*** Provided data Section Begins ***

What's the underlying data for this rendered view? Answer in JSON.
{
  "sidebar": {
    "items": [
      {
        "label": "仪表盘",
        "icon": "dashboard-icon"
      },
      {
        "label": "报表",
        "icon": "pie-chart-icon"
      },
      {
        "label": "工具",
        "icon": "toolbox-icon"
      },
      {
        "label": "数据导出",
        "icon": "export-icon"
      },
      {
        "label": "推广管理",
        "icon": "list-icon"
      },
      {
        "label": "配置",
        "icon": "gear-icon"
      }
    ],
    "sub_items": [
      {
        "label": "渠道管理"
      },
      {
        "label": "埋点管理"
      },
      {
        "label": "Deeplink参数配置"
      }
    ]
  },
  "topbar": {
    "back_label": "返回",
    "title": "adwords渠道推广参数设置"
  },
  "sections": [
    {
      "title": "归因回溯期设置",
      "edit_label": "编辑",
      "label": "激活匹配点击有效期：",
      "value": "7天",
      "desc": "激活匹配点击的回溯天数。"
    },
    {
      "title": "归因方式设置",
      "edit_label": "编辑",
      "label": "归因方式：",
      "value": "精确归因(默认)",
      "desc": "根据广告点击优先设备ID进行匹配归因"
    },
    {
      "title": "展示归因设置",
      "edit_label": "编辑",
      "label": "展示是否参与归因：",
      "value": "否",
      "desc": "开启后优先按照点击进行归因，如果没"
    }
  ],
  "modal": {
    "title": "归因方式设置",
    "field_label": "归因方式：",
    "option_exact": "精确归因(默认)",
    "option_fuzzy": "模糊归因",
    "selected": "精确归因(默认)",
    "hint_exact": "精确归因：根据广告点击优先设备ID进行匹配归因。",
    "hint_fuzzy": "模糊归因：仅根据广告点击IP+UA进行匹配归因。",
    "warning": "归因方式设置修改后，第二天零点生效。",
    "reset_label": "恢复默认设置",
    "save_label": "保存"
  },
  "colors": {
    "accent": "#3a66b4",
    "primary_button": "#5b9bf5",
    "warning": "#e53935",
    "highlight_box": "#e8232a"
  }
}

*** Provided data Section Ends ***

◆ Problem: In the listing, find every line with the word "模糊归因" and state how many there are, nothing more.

◆ Output: 2